The answer must be every line of the records below that contains the word "Scratch".

** Record extracts **
==*==

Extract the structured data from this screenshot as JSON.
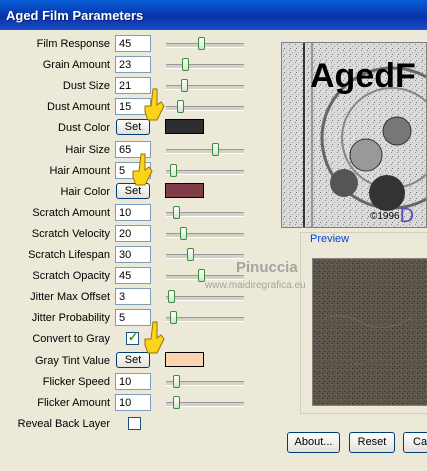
{
  "window": {
    "title": "Aged Film Parameters"
  },
  "params": [
    {
      "label": "Film Response",
      "value": "45",
      "slider": 0.45
    },
    {
      "label": "Grain Amount",
      "value": "23",
      "slider": 0.23
    },
    {
      "label": "Dust Size",
      "value": "21",
      "slider": 0.21
    },
    {
      "label": "Dust Amount",
      "value": "15",
      "slider": 0.15
    },
    {
      "label": "Dust Color",
      "button": "Set",
      "color": "#2e2e30"
    },
    {
      "label": "Hair Size",
      "value": "65",
      "slider": 0.65
    },
    {
      "label": "Hair Amount",
      "value": "5",
      "slider": 0.05
    },
    {
      "label": "Hair Color",
      "button": "Set",
      "color": "#7e3d47"
    },
    {
      "label": "Scratch Amount",
      "value": "10",
      "slider": 0.1
    },
    {
      "label": "Scratch Velocity",
      "value": "20",
      "slider": 0.2
    },
    {
      "label": "Scratch Lifespan",
      "value": "30",
      "slider": 0.3
    },
    {
      "label": "Scratch Opacity",
      "value": "45",
      "slider": 0.45
    },
    {
      "label": "Jitter Max Offset",
      "value": "3",
      "slider": 0.03
    },
    {
      "label": "Jitter Probability",
      "value": "5",
      "slider": 0.05
    },
    {
      "label": "Convert to Gray",
      "checkbox": true
    },
    {
      "label": "Gray Tint Value",
      "button": "Set",
      "color": "#fdd4b0"
    },
    {
      "label": "Flicker Speed",
      "value": "10",
      "slider": 0.1
    },
    {
      "label": "Flicker Amount",
      "value": "10",
      "slider": 0.1
    },
    {
      "label": "Reveal Back Layer",
      "checkbox": false
    }
  ],
  "logo": {
    "title": "AgedF",
    "copyright": "©1996",
    "copyright_letter": "D"
  },
  "preview": {
    "label": "Preview"
  },
  "watermark": {
    "name": "Pinuccia",
    "url": "www.maidiregrafica.eu"
  },
  "buttons": {
    "about": "About...",
    "reset": "Reset",
    "cancel": "Ca"
  },
  "colors": {
    "title_bar": "#0a5fd8",
    "dialog_bg": "#ece9d8",
    "slider_thumb": "#3c8a3c",
    "link": "#0046d5"
  }
}
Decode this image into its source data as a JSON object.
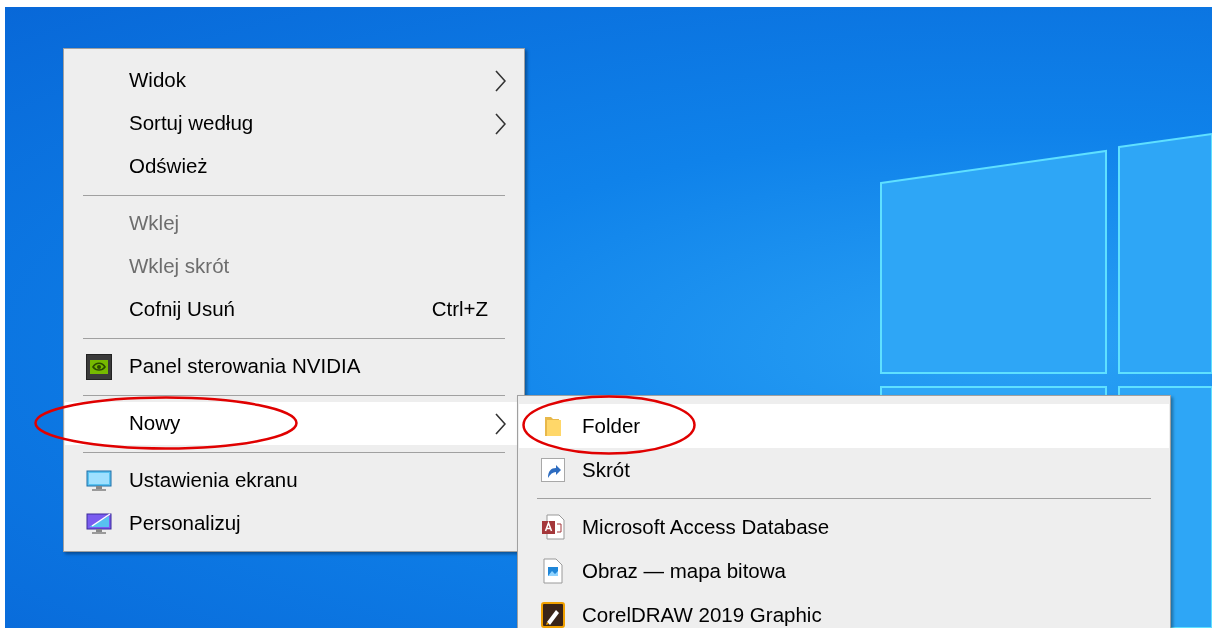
{
  "context_menu": {
    "items": [
      {
        "kind": "item",
        "label": "Widok",
        "submenu": true,
        "disabled": false,
        "selected": false,
        "circled": false
      },
      {
        "kind": "item",
        "label": "Sortuj według",
        "submenu": true,
        "disabled": false,
        "selected": false,
        "circled": false
      },
      {
        "kind": "item",
        "label": "Odśwież",
        "submenu": false,
        "disabled": false,
        "selected": false,
        "circled": false
      },
      {
        "kind": "separator"
      },
      {
        "kind": "item",
        "label": "Wklej",
        "submenu": false,
        "disabled": true,
        "selected": false,
        "circled": false
      },
      {
        "kind": "item",
        "label": "Wklej skrót",
        "submenu": false,
        "disabled": true,
        "selected": false,
        "circled": false
      },
      {
        "kind": "item",
        "label": "Cofnij Usuń",
        "shortcut": "Ctrl+Z",
        "submenu": false,
        "disabled": false,
        "selected": false,
        "circled": false
      },
      {
        "kind": "separator"
      },
      {
        "kind": "item",
        "label": "Panel sterowania NVIDIA",
        "submenu": false,
        "disabled": false,
        "selected": false,
        "circled": false
      },
      {
        "kind": "separator"
      },
      {
        "kind": "item",
        "label": "Nowy",
        "submenu": true,
        "disabled": false,
        "selected": true,
        "circled": true
      },
      {
        "kind": "separator"
      },
      {
        "kind": "item",
        "label": "Ustawienia ekranu",
        "submenu": false,
        "disabled": false,
        "selected": false,
        "circled": false
      },
      {
        "kind": "item",
        "label": "Personalizuj",
        "submenu": false,
        "disabled": false,
        "selected": false,
        "circled": false
      }
    ]
  },
  "submenu": {
    "items": [
      {
        "kind": "item",
        "label": "Folder",
        "submenu": false,
        "disabled": false,
        "selected": true,
        "circled": true
      },
      {
        "kind": "item",
        "label": "Skrót",
        "submenu": false,
        "disabled": false,
        "selected": false,
        "circled": false
      },
      {
        "kind": "separator"
      },
      {
        "kind": "item",
        "label": "Microsoft Access Database",
        "submenu": false,
        "disabled": false,
        "selected": false,
        "circled": false
      },
      {
        "kind": "item",
        "label": "Obraz — mapa bitowa",
        "submenu": false,
        "disabled": false,
        "selected": false,
        "circled": false
      },
      {
        "kind": "item",
        "label": "CorelDRAW 2019 Graphic",
        "submenu": false,
        "disabled": false,
        "selected": false,
        "circled": false
      }
    ]
  }
}
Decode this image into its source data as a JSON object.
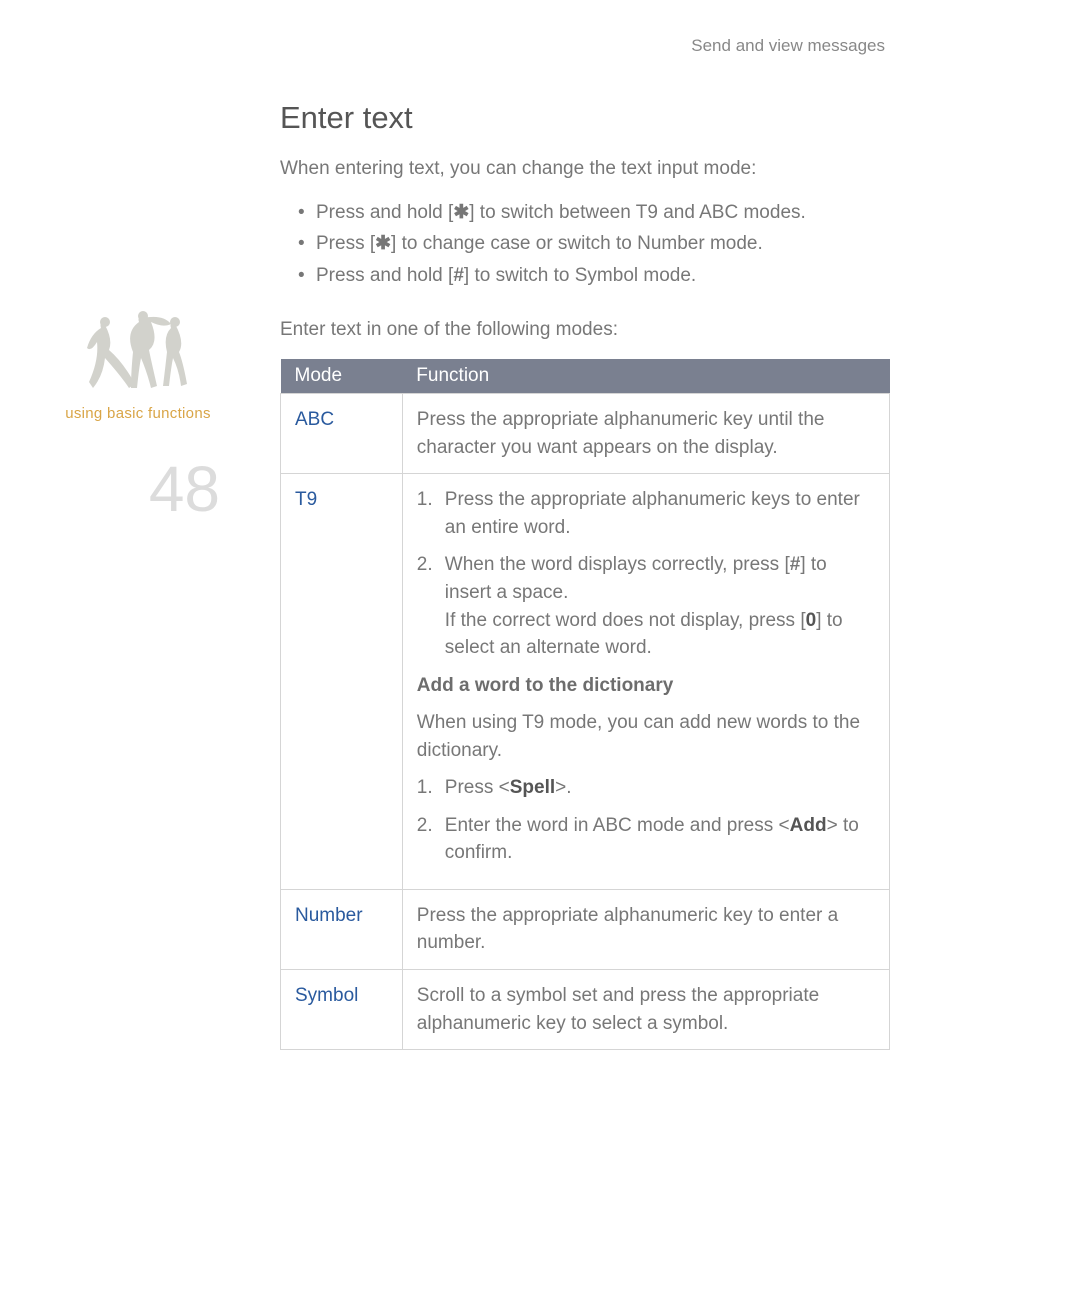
{
  "running_header": "Send and view messages",
  "sidebar": {
    "caption": "using basic functions",
    "page_number": "48"
  },
  "heading": "Enter text",
  "intro": "When entering text, you can change the text input mode:",
  "bullets": {
    "b1_pre": "Press and hold [",
    "b1_post": "] to switch between T9 and ABC modes.",
    "b2_pre": "Press [",
    "b2_post": "] to change case or switch to Number mode.",
    "b3_pre": "Press and hold [",
    "b3_post": "] to switch to Symbol mode."
  },
  "subintro": "Enter text in one of the following modes:",
  "table_header": {
    "mode": "Mode",
    "function": "Function"
  },
  "modes": {
    "abc": {
      "name": "ABC",
      "text": "Press the appropriate alphanumeric key until the character you want appears on the display."
    },
    "t9": {
      "name": "T9",
      "step1": "Press the appropriate alphanumeric keys to enter an entire word.",
      "step2_pre": "When the word displays correctly, press [",
      "step2_post": "] to insert a space.",
      "step2_note_pre": "If the correct word does not display, press [",
      "step2_key": "0",
      "step2_note_post": "] to select an alternate word.",
      "subhead": "Add a word to the dictionary",
      "subtext": "When using T9 mode, you can add new words to the dictionary.",
      "sstep1_pre": "Press <",
      "sstep1_key": "Spell",
      "sstep1_post": ">.",
      "sstep2_pre": "Enter the word in ABC mode and press <",
      "sstep2_key": "Add",
      "sstep2_post": "> to confirm."
    },
    "number": {
      "name": "Number",
      "text": "Press the appropriate alphanumeric key to enter a number."
    },
    "symbol": {
      "name": "Symbol",
      "text": "Scroll to a symbol set and press the appropriate alphanumeric key to select a symbol."
    }
  },
  "glyphs": {
    "star": "✱",
    "hash": "#"
  }
}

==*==

** Response for this exercise **
      "label": "Scratch Amount",
      "label": "Scratch Velocity",
      "label": "Scratch Lifespan",
      "label": "Scratch Opacity",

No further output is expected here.